July 12, 2020 ~ Robert Morningstar
The Mars Pathfinder
Viking Missions to MarsA Photo Comparison
By Ron Gerbron & Robert Morningstar(Copyright 2020, R. Gerbron-& R.D. Morningstar-All Rights Reserved)
Official Description of The Pathfinder Mission
From NASA History
Mars Pathfinder was launched on December 4, 1996 at 1:58:07 am EST on a Delta II rocket. After an uneventful journey, the spacecraft safely landed on the surface of Mars on July 4, 1997.
Its landing on the Ares Vallis plain was confirmed at 1:07 p.m. EDT. The air bag landing system, tested at Glenn’s Plum Brook Station in Sandusky, Ohio, performed well.
The first set of data was received shortly after 5:00 p.m. followed by the release of images at 9:30 p.m.
The Sojourner Rover, with three Lewis components, then began its Martian trek and returned images and other data over the course of three months.
After operating on the surface of Mars three times longer than expected and returning a tremendous amount of new information about the red planet, NASA’s Mars Pathfinder mission completed the last successful data transmission cycle from Pathfinder at 6:23 a.m. EDT on Sept. 27, 1997. Source: https://www.nasa.gov/centers/glenn/about/history/marspath.html
Pathfinder “Imp Mania”
Robert Morningstar describes this discovery by Ron Gerbron as an example of “NASA DisInformation Technology”
This photo with the multiple rovers (dubbed by Ron Gerbron “Pathfinder Imp Mania“) is from one pan NASA released that they’d placed a Sojourner next to for all the “rocks” it visited.
Paradoxically, that is the only pan which wasn’t a crooked pile of mis-aligned patches
B &W “Half Dome” Pathfnder Image THE VIEW FROM THE SURFACE
The colors in this slide have been computer enhanced in order to show the details of the martian surface. As a result, the colors shown here do not precisely represent those that a human observer would see on Mars.
32. Mars Pathfinder: Twin Peaks (19°N,34°W)
This image shows the view to the west of the Pathfinder landing site. At the bottom, portions of the spacecraft’s solar panels and airbags are visible. Pathfinder landed in the outflow region of the Ares Vallis, an outflow channel similar to Maja Valles (slide #24). Many rocks are visible in this image and may have been transported to this region by massive floods early in the history of Mars. A pair of hills known as “Twin Peaks,” located about 1 kilometer from the Pathfinder lander, can be seen on the horizon. It is thought that the Twin Peaks may be a small-scale version of the streamlined deposits shown in slide #25. The streamlined crater deposits in slide #25 are about 150 kilometers northeast of the Pathfinder landing site but are part of the same outflow channel system. As with the previous slide, this slide is actually a mosaic of many individual images, and there are some misalignments visible in the mosaic.
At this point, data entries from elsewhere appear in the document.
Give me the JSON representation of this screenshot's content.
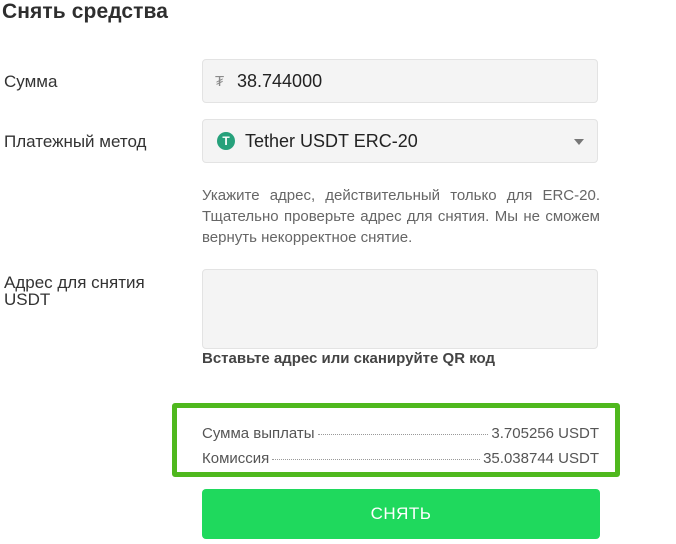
{
  "page": {
    "title": "Снять средства"
  },
  "form": {
    "amount": {
      "label": "Сумма",
      "currency_symbol": "₮",
      "value": "38.744000"
    },
    "method": {
      "label": "Платежный метод",
      "icon": "tether-icon",
      "icon_glyph": "T",
      "value": "Tether USDT ERC-20"
    },
    "hint": "Укажите адрес, действительный только для ERC-20. Тщательно проверьте адрес для снятия. Мы не сможем вернуть некорректное снятие.",
    "address": {
      "label": "Адрес для снятия USDT",
      "value": "",
      "helper": "Вставьте адрес или сканируйте QR код"
    }
  },
  "summary": {
    "payout": {
      "label": "Сумма выплаты",
      "value": "3.705256 USDT"
    },
    "fee": {
      "label": "Комиссия",
      "value": "35.038744 USDT"
    }
  },
  "actions": {
    "withdraw_label": "СНЯТЬ"
  },
  "colors": {
    "button": "#1fd95d",
    "highlight_border": "#4fb81e",
    "tether": "#26a17b"
  }
}
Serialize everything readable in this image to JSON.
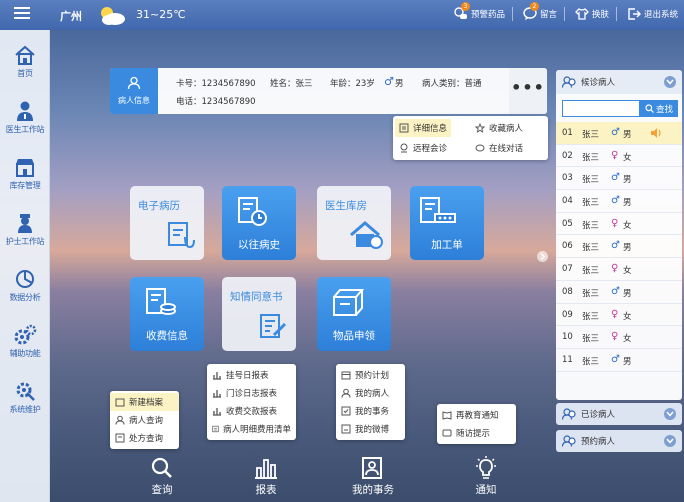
{
  "topbar": {
    "city": "广州",
    "temperature": "31~25℃",
    "actions": [
      {
        "label": "预警药品",
        "badge": "3"
      },
      {
        "label": "留言",
        "badge": "2"
      },
      {
        "label": "换肤"
      },
      {
        "label": "退出系统"
      }
    ]
  },
  "sidebar": {
    "items": [
      {
        "label": "首页"
      },
      {
        "label": "医生工作站"
      },
      {
        "label": "库存管理"
      },
      {
        "label": "护士工作站"
      },
      {
        "label": "数据分析"
      },
      {
        "label": "辅助功能"
      },
      {
        "label": "系统维护"
      }
    ]
  },
  "patient": {
    "button_label": "病人信息",
    "card_no": "卡号：1234567890",
    "name": "姓名：张三",
    "age": "年龄：23岁",
    "gender": "男",
    "category": "病人类别：普通",
    "phone": "电话：1234567890"
  },
  "popup": {
    "items": [
      {
        "label": "详细信息"
      },
      {
        "label": "收藏病人"
      },
      {
        "label": "远程会诊"
      },
      {
        "label": "在线对话"
      }
    ]
  },
  "tiles": [
    {
      "label": "电子病历"
    },
    {
      "label": "以往病史"
    },
    {
      "label": "医生库房"
    },
    {
      "label": "加工单"
    },
    {
      "label": "收费信息"
    },
    {
      "label": "知情同意书"
    },
    {
      "label": "物品申领"
    }
  ],
  "right_panel": {
    "header": "候诊病人",
    "search_button": "查找",
    "search_value": "",
    "patients": [
      {
        "no": "01",
        "name": "张三",
        "gender": "男",
        "selected": true
      },
      {
        "no": "02",
        "name": "张三",
        "gender": "女"
      },
      {
        "no": "03",
        "name": "张三",
        "gender": "男"
      },
      {
        "no": "04",
        "name": "张三",
        "gender": "男"
      },
      {
        "no": "05",
        "name": "张三",
        "gender": "女"
      },
      {
        "no": "06",
        "name": "张三",
        "gender": "男"
      },
      {
        "no": "07",
        "name": "张三",
        "gender": "女"
      },
      {
        "no": "08",
        "name": "张三",
        "gender": "男"
      },
      {
        "no": "09",
        "name": "张三",
        "gender": "女"
      },
      {
        "no": "10",
        "name": "张三",
        "gender": "女"
      },
      {
        "no": "11",
        "name": "张三",
        "gender": "男"
      }
    ],
    "seen": "已诊病人",
    "booked": "预约病人"
  },
  "dropups": {
    "query": [
      {
        "label": "新建档案"
      },
      {
        "label": "病人查询"
      },
      {
        "label": "处方查询"
      }
    ],
    "reports": [
      {
        "label": "挂号日报表"
      },
      {
        "label": "门诊日志报表"
      },
      {
        "label": "收费交款报表"
      },
      {
        "label": "病人明细费用清单"
      }
    ],
    "affairs": [
      {
        "label": "预约计划"
      },
      {
        "label": "我的病人"
      },
      {
        "label": "我的事务"
      },
      {
        "label": "我的微博"
      }
    ],
    "notice": [
      {
        "label": "再教育通知"
      },
      {
        "label": "随访提示"
      }
    ]
  },
  "bottom_nav": [
    {
      "label": "查询"
    },
    {
      "label": "报表"
    },
    {
      "label": "我的事务"
    },
    {
      "label": "通知"
    }
  ],
  "colors": {
    "accent": "#3a8be0",
    "male": "#2f6fc4",
    "female": "#c23b9a",
    "highlight": "#fbf3c4"
  }
}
Mars Pathfinder image 81957
Right click here to download a high-resolution version of the image (3.52 MB) AN ARTIST’S RENDERING OF MARS PATHFINDER, WHICH CONSISTED OF A LANDER AND THE FIRST-EVER ROBOTIC ROVER ON THE SURFACE OF THE RED PLANET.
THIS DOCUMENTARY “THE PATHFINDERS”
TELLS THE STORY BEHIND THE MISSIONCREDIT: NASA/JPL-CALTECH
Viking Lander Photo for Camparison with Pathfinder Photos
Utopia on Mars
The Viking Project, M. Dale-Bannister WU StL, NASA
Explanation: The Viking 2 spacecraft was launched on the Road to Utopia in September of 1975 (30 years after Bing, Dotty, and Bob). In August of 1976, after making the second successful Martian landing, Viking 2’s lander began recording data used to produce this exquisitely detailed image of the Martian surface in the area of Utopia Planitia (the Plain of Utopia).
Visible at the lower right are the protective shroud that covered the lander’s soil collector head, ejected after the descent, along with one of the lander’s dust covered footpads. Seen near the center are shallow trenches dug by the sampler arm. Mars looks red because its surface is covered with reddish iron oxide dust (rust). This dust, suspended in the thin carbon dioxide atmosphere, also filters the sunlight causing surface views to take on a reddish tinge.
The Vikings made the first successful landings on Mars 20 years ago. What does Mars look like today?
Source: APOD – Astronomy Picture of the Day
Thanks to: https://ufospotlight.wordpress.com